The generation of Xcode projects is a mean and not an end in itself. Our goal is not to provide developers with another language to define their projects but rather, help them cope with the challenges they face when they scale up their projects. That means we might not provide APIs for all the features supported by Xcode, and that’s fine. If we did, we’d be re-writing Xcode projects in a new language, and that’s a task that falls into Apple’s domain.
That means we sometimes have to say no to bringing ideas from Xcode that complicate scaling. For instance, if dealing with code signing at scale is something that Xcode doesn’t do well, let’s take the opportunity to re-think how code signing is done.
We might feel tempted to follow what everyone is doing, even if that means keeping on with the inconveniences that everyone continues to complain about. Let’s not do that. Let’s imagine how day-to-day tasks would be handled by Tuist. How do I imagine archiving my app? How would I love code signing to be? What processes can I help streamline with Tuist? If we constrain our solutions to what we have seen in other tools, we might end up replicating the same inconveniences and issues that make scaling up Xcode projects a challenge. We’ll often see users opening tickets with solutions rather than problems. Whenever that happens, use “why” questions to understand what are the user’s motivations or needs. For example, a request from a user could be: Add support for linking libraries build phases. That’s a solution to the need the user has to define dependencies between targets. Once we have identified that, we can think if Xcode’s approach to defining dependencies is good at scale, and if it’s not, we can discuss with the user better approaches.

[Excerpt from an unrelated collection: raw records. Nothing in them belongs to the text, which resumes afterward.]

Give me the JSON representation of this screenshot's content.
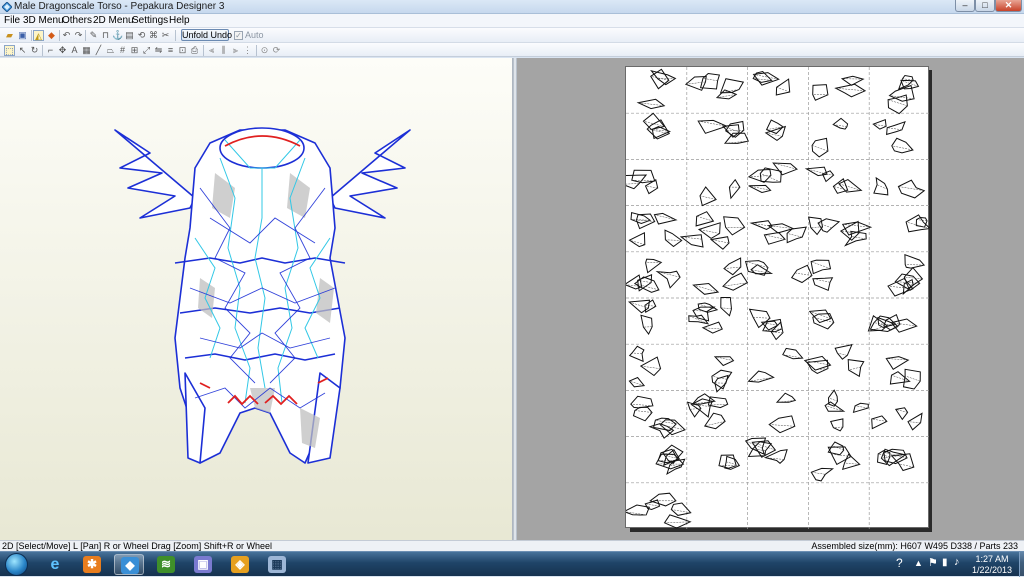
{
  "window": {
    "title": "Male Dragonscale Torso - Pepakura Designer 3",
    "controls": {
      "minimize": "–",
      "maximize": "□",
      "close": "✕"
    }
  },
  "menu": [
    "File",
    "3D Menu",
    "Others",
    "2D Menu",
    "Settings",
    "Help"
  ],
  "toolbar": {
    "unfold_undo_label": "Unfold Undo",
    "auto_label": "Auto",
    "auto_checked": true
  },
  "status": {
    "left": "2D [Select/Move] L [Pan] R or Wheel Drag [Zoom] Shift+R or Wheel",
    "right": "Assembled size(mm): H607 W495 D338 / Parts 233"
  },
  "taskbar": {
    "time": "1:27 AM",
    "date": "1/22/2013",
    "apps": [
      "internet-explorer",
      "blender",
      "pepakura-designer",
      "vegetation-app",
      "media-app",
      "paint-app",
      "calculator"
    ]
  },
  "colors": {
    "mesh_edge": "#1c2fd6",
    "fold_line": "#32c8e6",
    "cut_line": "#e02020",
    "accent": "#2a86c9"
  }
}
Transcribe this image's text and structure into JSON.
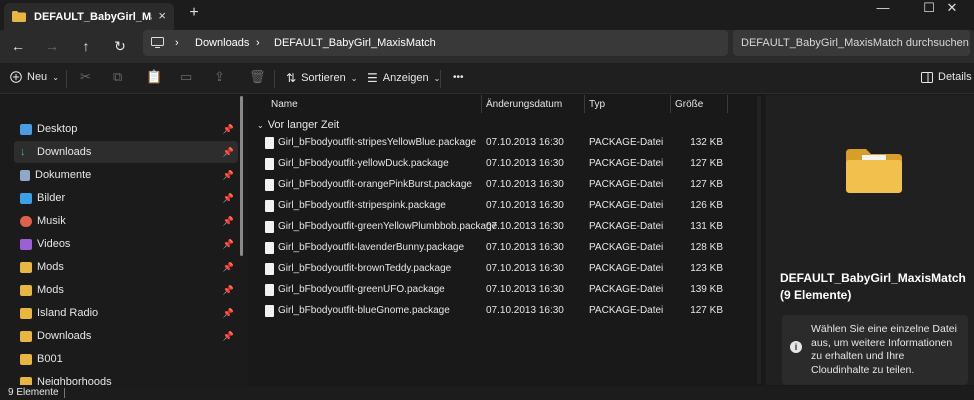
{
  "window": {
    "tab_title": "DEFAULT_BabyGirl_MaxisMatch",
    "tab_close": "×",
    "new_tab": "+",
    "minimize": "—",
    "maximize": "☐",
    "close": "✕"
  },
  "nav": {
    "back": "←",
    "forward": "→",
    "up": "↑",
    "refresh": "↻",
    "breadcrumb": [
      "Downloads",
      "DEFAULT_BabyGirl_MaxisMatch"
    ],
    "breadcrumb_sep": "›",
    "search_placeholder": "DEFAULT_BabyGirl_MaxisMatch durchsuchen"
  },
  "toolbar": {
    "new_label": "Neu",
    "sort_label": "Sortieren",
    "view_label": "Anzeigen",
    "more_label": "•••",
    "details_label": "Details"
  },
  "sidebar": {
    "items": [
      {
        "label": "Desktop",
        "icon": "desktop-icon",
        "pinned": true
      },
      {
        "label": "Downloads",
        "icon": "download-icon",
        "pinned": true,
        "active": true
      },
      {
        "label": "Dokumente",
        "icon": "document-icon",
        "pinned": true
      },
      {
        "label": "Bilder",
        "icon": "pictures-icon",
        "pinned": true
      },
      {
        "label": "Musik",
        "icon": "music-icon",
        "pinned": true
      },
      {
        "label": "Videos",
        "icon": "videos-icon",
        "pinned": true
      },
      {
        "label": "Mods",
        "icon": "folder-icon",
        "pinned": true
      },
      {
        "label": "Mods",
        "icon": "folder-icon",
        "pinned": true
      },
      {
        "label": "Island Radio",
        "icon": "folder-icon",
        "pinned": true
      },
      {
        "label": "Downloads",
        "icon": "folder-icon",
        "pinned": true
      },
      {
        "label": "B001",
        "icon": "folder-icon",
        "pinned": false
      },
      {
        "label": "Neighborhoods",
        "icon": "folder-icon",
        "pinned": false
      }
    ],
    "pin_glyph": "📌"
  },
  "filelist": {
    "columns": [
      "Name",
      "Änderungsdatum",
      "Typ",
      "Größe"
    ],
    "group_label": "Vor langer Zeit",
    "rows": [
      {
        "name": "Girl_bFbodyoutfit-stripesYellowBlue.package",
        "date": "07.10.2013 16:30",
        "type": "PACKAGE-Datei",
        "size": "132 KB"
      },
      {
        "name": "Girl_bFbodyoutfit-yellowDuck.package",
        "date": "07.10.2013 16:30",
        "type": "PACKAGE-Datei",
        "size": "127 KB"
      },
      {
        "name": "Girl_bFbodyoutfit-orangePinkBurst.package",
        "date": "07.10.2013 16:30",
        "type": "PACKAGE-Datei",
        "size": "127 KB"
      },
      {
        "name": "Girl_bFbodyoutfit-stripespink.package",
        "date": "07.10.2013 16:30",
        "type": "PACKAGE-Datei",
        "size": "126 KB"
      },
      {
        "name": "Girl_bFbodyoutfit-greenYellowPlumbbob.package",
        "date": "07.10.2013 16:30",
        "type": "PACKAGE-Datei",
        "size": "131 KB"
      },
      {
        "name": "Girl_bFbodyoutfit-lavenderBunny.package",
        "date": "07.10.2013 16:30",
        "type": "PACKAGE-Datei",
        "size": "128 KB"
      },
      {
        "name": "Girl_bFbodyoutfit-brownTeddy.package",
        "date": "07.10.2013 16:30",
        "type": "PACKAGE-Datei",
        "size": "123 KB"
      },
      {
        "name": "Girl_bFbodyoutfit-greenUFO.package",
        "date": "07.10.2013 16:30",
        "type": "PACKAGE-Datei",
        "size": "139 KB"
      },
      {
        "name": "Girl_bFbodyoutfit-blueGnome.package",
        "date": "07.10.2013 16:30",
        "type": "PACKAGE-Datei",
        "size": "127 KB"
      }
    ]
  },
  "details": {
    "title": "DEFAULT_BabyGirl_MaxisMatch (9 Elemente)",
    "info": "Wählen Sie eine einzelne Datei aus, um weitere Informationen zu erhalten und Ihre Cloudinhalte zu teilen.",
    "info_icon": "i"
  },
  "status": {
    "count": "9 Elemente"
  },
  "colors": {
    "folder": "#e8b741",
    "background": "#191919",
    "accent": "#2d2d2d"
  }
}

We, developers, have an inherent temptation to disregard that errors can happen. As a result, we design and test software only considering the ideal scenario.

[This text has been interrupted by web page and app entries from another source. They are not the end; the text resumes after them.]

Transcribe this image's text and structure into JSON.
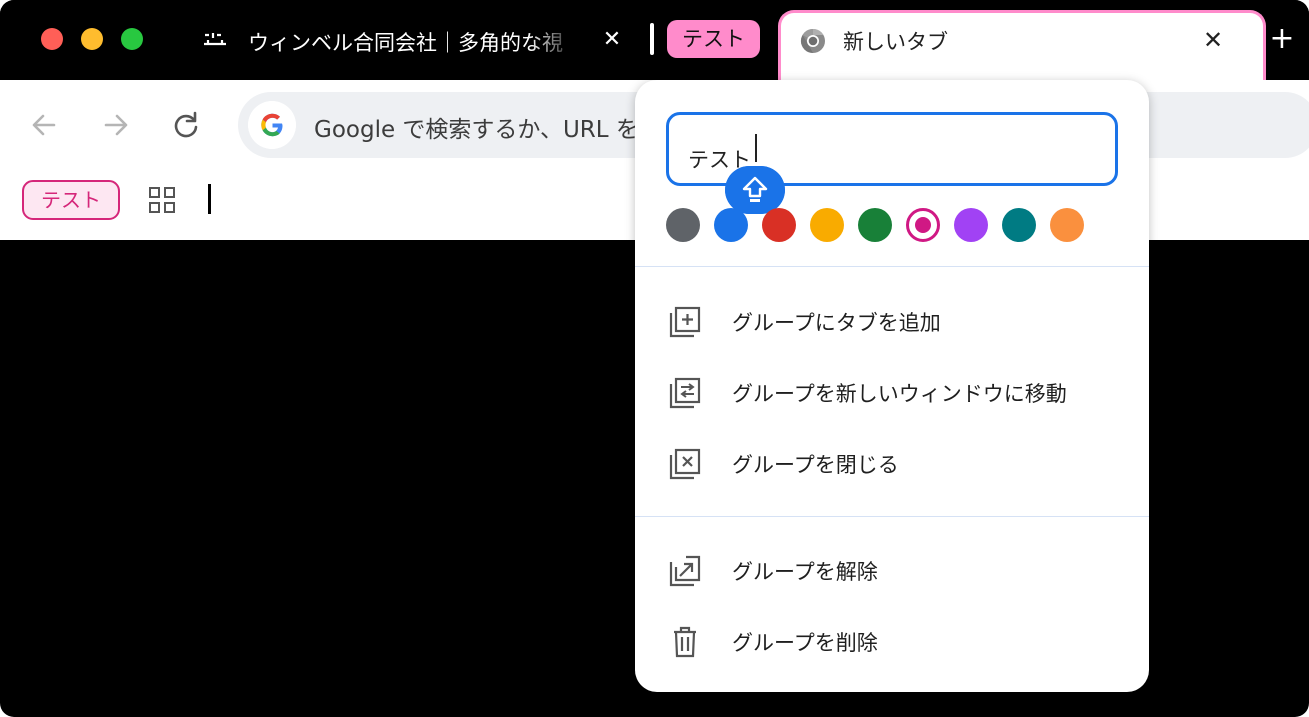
{
  "window": {
    "traffic_lights": [
      "close",
      "minimize",
      "maximize"
    ]
  },
  "tabs": {
    "first": {
      "title": "ウィンベル合同会社｜多角的な視",
      "close": "✕",
      "favicon": "winbell-logo-icon"
    },
    "group_chip": {
      "label": "テスト",
      "color": "#ff8bcb"
    },
    "active": {
      "title": "新しいタブ",
      "close": "✕",
      "favicon": "chrome-icon"
    },
    "new_tab": "+"
  },
  "toolbar": {
    "omnibox_placeholder": "Google で検索するか、URL を入力"
  },
  "bookmarks": {
    "group_chip": "テスト"
  },
  "group_editor": {
    "name_value": "テスト",
    "colors": [
      {
        "name": "grey",
        "hex": "#5f6368",
        "selected": false
      },
      {
        "name": "blue",
        "hex": "#1a73e8",
        "selected": false
      },
      {
        "name": "red",
        "hex": "#d93025",
        "selected": false
      },
      {
        "name": "yellow",
        "hex": "#f9ab00",
        "selected": false
      },
      {
        "name": "green",
        "hex": "#188038",
        "selected": false
      },
      {
        "name": "pink",
        "hex": "#d01884",
        "selected": true
      },
      {
        "name": "purple",
        "hex": "#a142f4",
        "selected": false
      },
      {
        "name": "cyan",
        "hex": "#007b83",
        "selected": false
      },
      {
        "name": "orange",
        "hex": "#fa903e",
        "selected": false
      }
    ],
    "menu": {
      "add_tab": "グループにタブを追加",
      "move_to_window": "グループを新しいウィンドウに移動",
      "close_group": "グループを閉じる",
      "ungroup": "グループを解除",
      "delete_group": "グループを削除"
    }
  }
}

Swift, its type system, and a well-architected code might help prevent some errors, but not all of them because some are out of our control. We can’t assume the user will always have an internet connection, or that the system commands will return successfully. The environments in which Tuist runs are not sandboxes that we control, and hence we need to make an effort to understand how they might change and impact Tuist.
Poorly handled errors result in bad user experience, and users might lose trust in the project. We want users to enjoy every single piece of Tuist, even the way we present errors to them.
We should put ourselves in the shoes of users and imagine what we’d expect the error to tell us. If the programming language is the communication channel through which errors propagate, and the users are the destination of the errors, they should be written in the same language that the target (users) speak. They should include enough information to know what happened and hide the information that is not relevant. Also, they should be actionable by telling users what steps they can take to recover from them.
And last but not least, our test cases should contemplate failing scenarios. Not only they ensure that we are handling errors as we are supposed to, but prevent future developers from breaking that logic.